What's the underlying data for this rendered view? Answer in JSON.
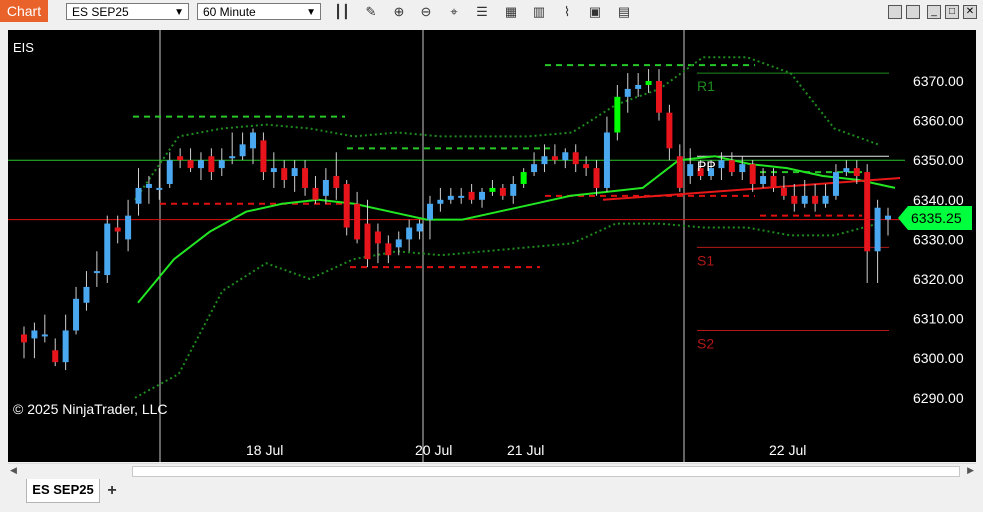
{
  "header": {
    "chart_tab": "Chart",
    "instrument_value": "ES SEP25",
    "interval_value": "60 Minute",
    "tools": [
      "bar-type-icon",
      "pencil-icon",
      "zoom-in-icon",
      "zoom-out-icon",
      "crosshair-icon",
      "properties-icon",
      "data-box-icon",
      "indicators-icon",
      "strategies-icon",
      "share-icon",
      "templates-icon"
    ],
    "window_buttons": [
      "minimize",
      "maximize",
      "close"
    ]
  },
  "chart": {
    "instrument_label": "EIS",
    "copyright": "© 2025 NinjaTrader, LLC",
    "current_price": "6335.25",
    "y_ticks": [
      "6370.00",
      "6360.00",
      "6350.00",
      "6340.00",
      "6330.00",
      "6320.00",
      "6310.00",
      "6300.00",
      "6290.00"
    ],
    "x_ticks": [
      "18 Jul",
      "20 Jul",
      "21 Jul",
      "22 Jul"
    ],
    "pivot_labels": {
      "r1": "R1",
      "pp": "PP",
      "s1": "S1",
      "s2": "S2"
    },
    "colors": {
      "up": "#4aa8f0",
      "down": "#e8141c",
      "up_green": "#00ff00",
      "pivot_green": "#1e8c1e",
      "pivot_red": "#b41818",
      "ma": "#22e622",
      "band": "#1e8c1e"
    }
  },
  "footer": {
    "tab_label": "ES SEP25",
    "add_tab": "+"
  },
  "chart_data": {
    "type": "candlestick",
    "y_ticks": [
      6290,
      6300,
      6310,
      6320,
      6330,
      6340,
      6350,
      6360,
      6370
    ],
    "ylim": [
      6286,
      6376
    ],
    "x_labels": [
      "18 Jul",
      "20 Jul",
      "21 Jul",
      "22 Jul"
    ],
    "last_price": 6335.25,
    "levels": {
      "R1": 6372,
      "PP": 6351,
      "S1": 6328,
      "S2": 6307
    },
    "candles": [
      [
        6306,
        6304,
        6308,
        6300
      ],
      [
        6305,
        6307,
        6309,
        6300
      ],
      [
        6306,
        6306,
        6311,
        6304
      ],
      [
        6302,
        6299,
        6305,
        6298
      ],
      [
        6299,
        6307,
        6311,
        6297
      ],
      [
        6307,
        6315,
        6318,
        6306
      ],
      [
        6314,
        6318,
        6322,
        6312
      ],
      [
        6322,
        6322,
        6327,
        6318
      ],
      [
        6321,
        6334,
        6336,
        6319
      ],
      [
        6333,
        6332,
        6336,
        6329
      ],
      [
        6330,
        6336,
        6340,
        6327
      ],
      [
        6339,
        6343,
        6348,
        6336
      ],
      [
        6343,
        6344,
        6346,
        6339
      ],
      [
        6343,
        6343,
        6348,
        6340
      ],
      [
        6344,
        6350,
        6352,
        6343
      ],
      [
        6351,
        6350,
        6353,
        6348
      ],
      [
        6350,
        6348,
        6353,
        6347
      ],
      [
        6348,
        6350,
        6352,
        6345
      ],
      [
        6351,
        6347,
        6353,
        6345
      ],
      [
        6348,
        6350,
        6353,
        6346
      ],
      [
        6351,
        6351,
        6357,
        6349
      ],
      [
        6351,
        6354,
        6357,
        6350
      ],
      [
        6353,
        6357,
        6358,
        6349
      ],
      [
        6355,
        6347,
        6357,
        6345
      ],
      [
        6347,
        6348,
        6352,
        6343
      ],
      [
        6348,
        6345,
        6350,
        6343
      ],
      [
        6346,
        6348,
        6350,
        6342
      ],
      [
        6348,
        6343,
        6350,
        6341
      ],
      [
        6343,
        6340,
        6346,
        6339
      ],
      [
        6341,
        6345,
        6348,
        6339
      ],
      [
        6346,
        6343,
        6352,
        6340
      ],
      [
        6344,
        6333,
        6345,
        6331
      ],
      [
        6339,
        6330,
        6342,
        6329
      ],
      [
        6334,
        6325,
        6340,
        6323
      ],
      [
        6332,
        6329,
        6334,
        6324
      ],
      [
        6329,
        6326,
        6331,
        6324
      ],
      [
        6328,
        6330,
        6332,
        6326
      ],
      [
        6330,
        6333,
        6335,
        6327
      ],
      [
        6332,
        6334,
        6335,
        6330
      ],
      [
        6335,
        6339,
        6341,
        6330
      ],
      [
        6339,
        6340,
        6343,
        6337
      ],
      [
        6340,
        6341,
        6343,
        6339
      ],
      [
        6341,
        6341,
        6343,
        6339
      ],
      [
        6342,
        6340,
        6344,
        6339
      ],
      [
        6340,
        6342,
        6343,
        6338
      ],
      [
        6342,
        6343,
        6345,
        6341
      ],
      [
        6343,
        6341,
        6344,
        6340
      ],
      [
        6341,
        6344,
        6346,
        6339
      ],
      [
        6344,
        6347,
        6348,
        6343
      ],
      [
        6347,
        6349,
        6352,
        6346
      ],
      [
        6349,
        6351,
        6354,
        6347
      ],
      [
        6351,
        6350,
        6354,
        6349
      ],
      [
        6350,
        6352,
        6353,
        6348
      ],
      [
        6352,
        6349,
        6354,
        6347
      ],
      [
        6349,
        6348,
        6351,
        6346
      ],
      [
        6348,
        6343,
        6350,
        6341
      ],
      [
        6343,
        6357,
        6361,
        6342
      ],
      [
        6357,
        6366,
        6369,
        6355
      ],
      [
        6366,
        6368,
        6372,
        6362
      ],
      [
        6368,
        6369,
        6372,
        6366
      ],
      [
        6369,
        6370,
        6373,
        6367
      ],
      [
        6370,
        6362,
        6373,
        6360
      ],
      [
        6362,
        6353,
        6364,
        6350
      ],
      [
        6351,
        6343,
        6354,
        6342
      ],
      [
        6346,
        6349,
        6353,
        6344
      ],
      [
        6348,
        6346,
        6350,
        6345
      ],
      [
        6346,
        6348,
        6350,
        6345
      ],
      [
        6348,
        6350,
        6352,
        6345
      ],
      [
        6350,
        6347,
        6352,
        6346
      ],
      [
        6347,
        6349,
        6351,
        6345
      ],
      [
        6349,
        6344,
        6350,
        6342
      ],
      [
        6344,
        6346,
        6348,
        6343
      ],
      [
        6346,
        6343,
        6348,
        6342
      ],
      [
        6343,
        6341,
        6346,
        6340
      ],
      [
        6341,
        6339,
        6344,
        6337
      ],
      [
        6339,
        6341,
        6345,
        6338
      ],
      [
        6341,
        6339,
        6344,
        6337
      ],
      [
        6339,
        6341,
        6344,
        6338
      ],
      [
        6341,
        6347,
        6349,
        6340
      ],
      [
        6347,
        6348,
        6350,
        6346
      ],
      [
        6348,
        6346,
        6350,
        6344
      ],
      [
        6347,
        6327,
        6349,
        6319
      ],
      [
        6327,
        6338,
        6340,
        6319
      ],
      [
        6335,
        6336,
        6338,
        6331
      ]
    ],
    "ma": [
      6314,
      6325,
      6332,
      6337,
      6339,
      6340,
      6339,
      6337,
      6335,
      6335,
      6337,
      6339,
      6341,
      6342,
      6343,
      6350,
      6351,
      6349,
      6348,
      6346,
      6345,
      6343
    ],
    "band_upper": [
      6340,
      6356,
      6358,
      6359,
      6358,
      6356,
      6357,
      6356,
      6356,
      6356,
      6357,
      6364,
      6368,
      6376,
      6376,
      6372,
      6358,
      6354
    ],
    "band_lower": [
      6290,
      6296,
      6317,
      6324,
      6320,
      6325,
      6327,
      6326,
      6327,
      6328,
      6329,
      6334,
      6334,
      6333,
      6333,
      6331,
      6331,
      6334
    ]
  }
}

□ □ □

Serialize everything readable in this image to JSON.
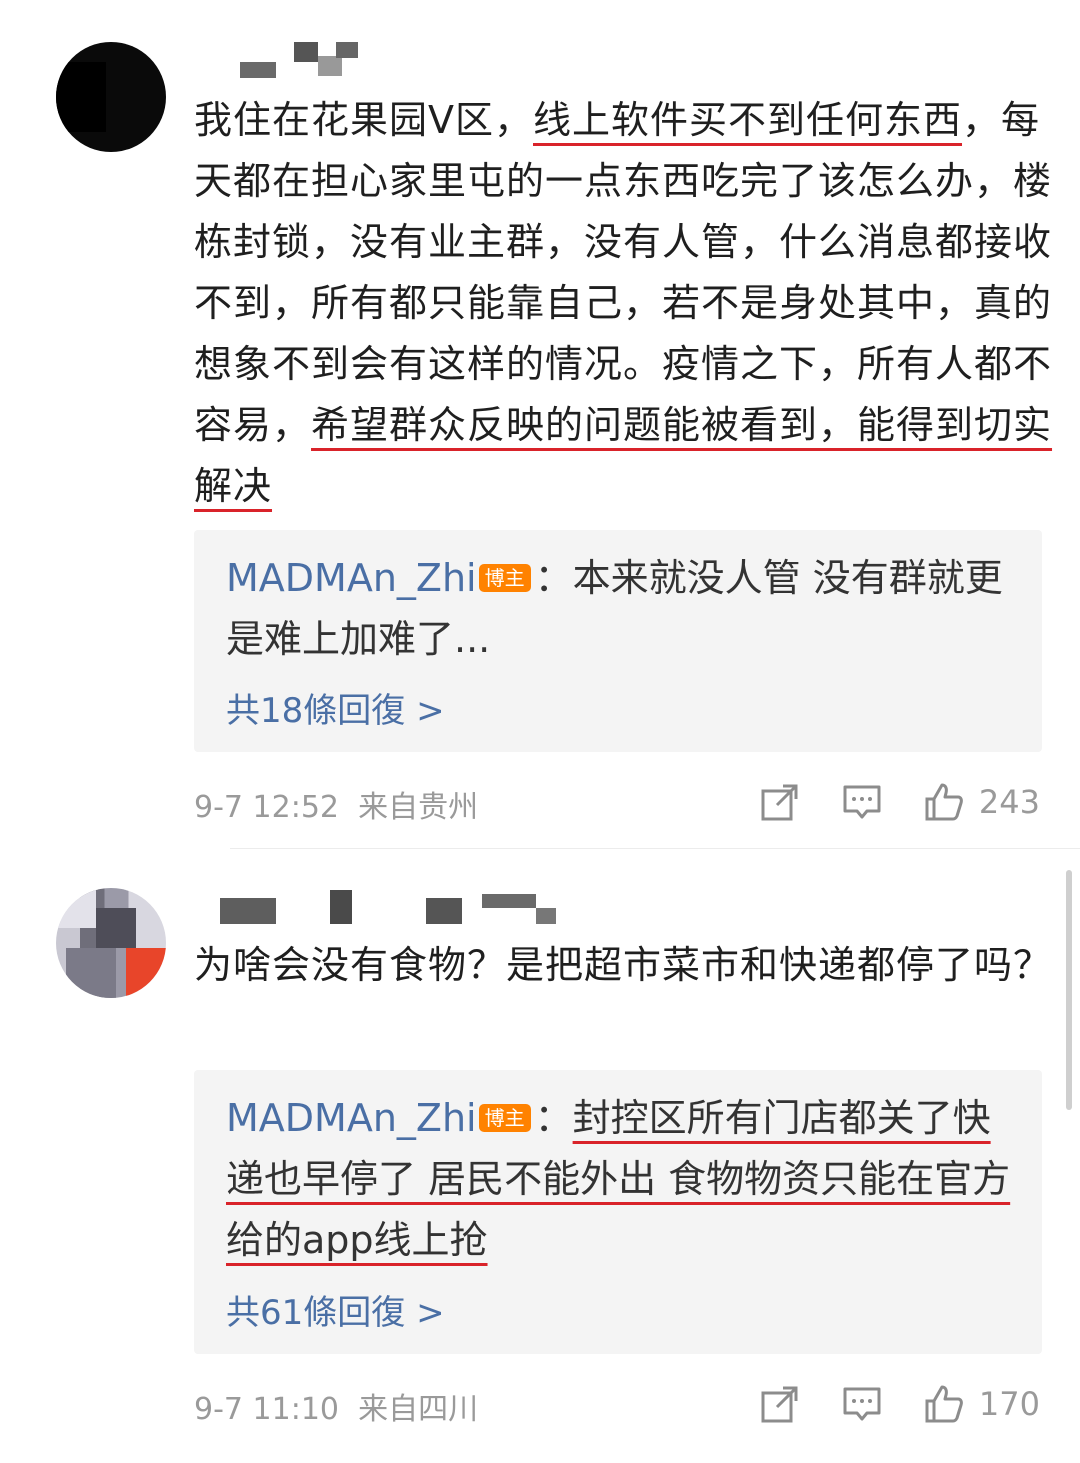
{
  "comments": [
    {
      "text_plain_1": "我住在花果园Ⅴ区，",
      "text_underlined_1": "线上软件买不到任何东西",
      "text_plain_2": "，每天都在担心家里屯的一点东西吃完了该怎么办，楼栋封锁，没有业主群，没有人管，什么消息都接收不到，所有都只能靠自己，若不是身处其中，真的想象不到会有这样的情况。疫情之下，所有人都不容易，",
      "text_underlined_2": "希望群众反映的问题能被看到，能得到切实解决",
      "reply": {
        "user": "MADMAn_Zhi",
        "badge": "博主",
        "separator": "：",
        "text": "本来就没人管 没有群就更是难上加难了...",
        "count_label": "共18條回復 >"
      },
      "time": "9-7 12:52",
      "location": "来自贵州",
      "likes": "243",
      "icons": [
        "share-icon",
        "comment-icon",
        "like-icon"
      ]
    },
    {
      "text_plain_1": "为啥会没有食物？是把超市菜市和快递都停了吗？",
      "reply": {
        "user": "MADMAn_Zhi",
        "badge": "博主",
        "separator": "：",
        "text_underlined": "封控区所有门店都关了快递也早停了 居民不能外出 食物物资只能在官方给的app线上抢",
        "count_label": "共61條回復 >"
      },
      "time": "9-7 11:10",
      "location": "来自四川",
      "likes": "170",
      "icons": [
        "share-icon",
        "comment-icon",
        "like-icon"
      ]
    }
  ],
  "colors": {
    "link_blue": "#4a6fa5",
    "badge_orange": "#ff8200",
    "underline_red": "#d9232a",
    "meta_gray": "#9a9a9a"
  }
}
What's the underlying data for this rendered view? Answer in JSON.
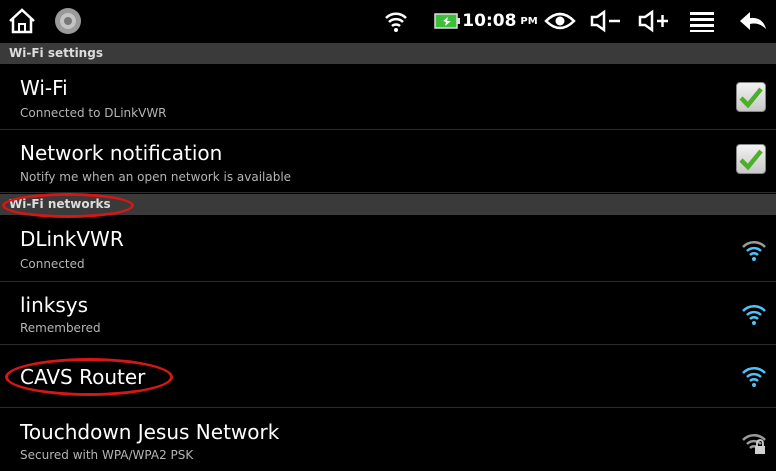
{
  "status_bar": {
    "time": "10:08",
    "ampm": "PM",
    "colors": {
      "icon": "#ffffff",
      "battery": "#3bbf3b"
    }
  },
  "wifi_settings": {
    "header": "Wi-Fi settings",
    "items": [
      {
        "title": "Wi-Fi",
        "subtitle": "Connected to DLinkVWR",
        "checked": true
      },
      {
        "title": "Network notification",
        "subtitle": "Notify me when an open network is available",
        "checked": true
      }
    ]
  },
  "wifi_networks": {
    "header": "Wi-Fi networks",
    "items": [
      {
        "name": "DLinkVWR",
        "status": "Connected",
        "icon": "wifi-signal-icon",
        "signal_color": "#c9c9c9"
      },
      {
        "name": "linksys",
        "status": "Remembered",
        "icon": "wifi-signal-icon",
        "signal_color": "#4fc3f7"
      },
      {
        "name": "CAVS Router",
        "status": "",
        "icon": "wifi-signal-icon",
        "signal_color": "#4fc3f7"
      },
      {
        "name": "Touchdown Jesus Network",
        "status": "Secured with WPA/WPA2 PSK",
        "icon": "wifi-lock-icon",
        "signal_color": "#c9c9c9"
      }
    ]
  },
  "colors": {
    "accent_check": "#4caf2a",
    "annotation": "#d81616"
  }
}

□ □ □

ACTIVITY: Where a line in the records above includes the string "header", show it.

WORKED SOLUTION:
  "header": {
    "header": "Wi-Fi settings",
    "header": "Wi-Fi networks",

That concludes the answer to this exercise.